In total, hastily organised camps in Bangladesh now are temporary home for more than 800,000 of the Muslim Rohingya people. Since the 1970s, upwards of an additional half million Rohingya fled their homes in Myanmar’s Rakhine Province and are now living in a number of other countries, including Saudi Arabia and the UAE, India, Pakistan, Malaysia, Thailand and Indonesia.
Although Myanmar officially recognises 135 separate ethnic groups within its borders, it continues to consider Rohingya Muslims “foreigners,” and has stripped them of citizenship. It is not the only hotspot in the country, but it is the most serious. Recent escalation of inter-ethnic violence in Rakhine Province prompted Zeid Ra’ad Al-Hussein, United Nations High Commissioner for Human Rights, to urge that a “new mechanism” be established by the UN to allow criminal prosecution of individuals found to be guilty of human rights violations.
The commissioner cited reports of murdered children as well as adults, burning of “homes, schools, markets and mosques,” widespread rapes and even “deliberately burning people to death inside their homes” as evidence of textbook elements of ethnic cleansing, with “elements of genocide.” Myanmar’s military, while acknowledging that 40 percent of Rohingyan villages have been damaged or abandoned, denies that the population has been targeted or that villages have been intentionally destroyed, calling their actions “anti-terror operations” instead. The Myanmar government disputes the claims of refugees, and is reportedly working on a deal that would allow more than 600,000 Rohingya to return. However, Myanmar continues to refuse access to the region to UN investigators.
Bangladesh is to be commended for keeping the border open and for offering sanctuary to the fleeing Rohingya people, but the nation’s resources are spread thin, and essential emergency supplies, even water, are in short supply. New refugees arrive every day, exhausted, ill, hungry and fearful, bringing with them new reports of unspeakable horrors. There is an urgent need for food, shelter and medical supplies in Bangladesh.
There is also an urgent need for the entire world to address this humanitarian crisis. We echo the words of Mr. Zeid Ra’ad Al-Hussein, “Can anyone — can anyone — rule out that elements of genocide may be present?”

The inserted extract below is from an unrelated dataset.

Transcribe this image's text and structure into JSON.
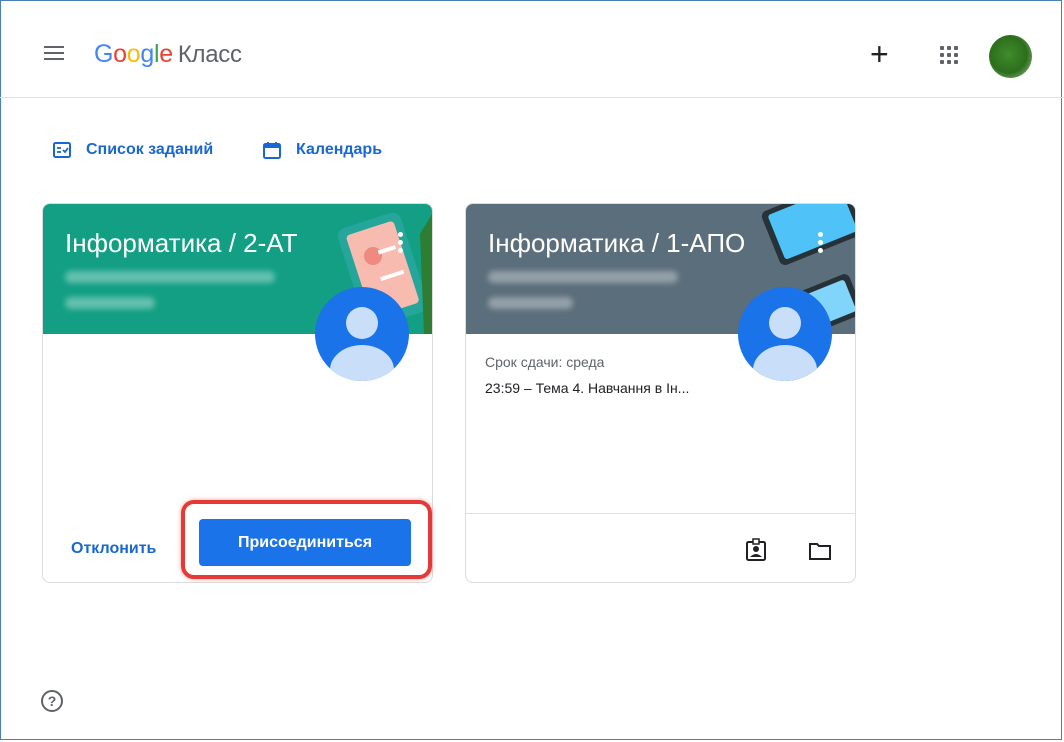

If you believe, as we do, that we all bear some responsibility to help, won’t you consider a Christmas contribution to the Rohingya Refugee Crisis Appeal? This Christmas, please join with the UN, UNESCO and our partner agencies in an effort to help mitigate the current critical need.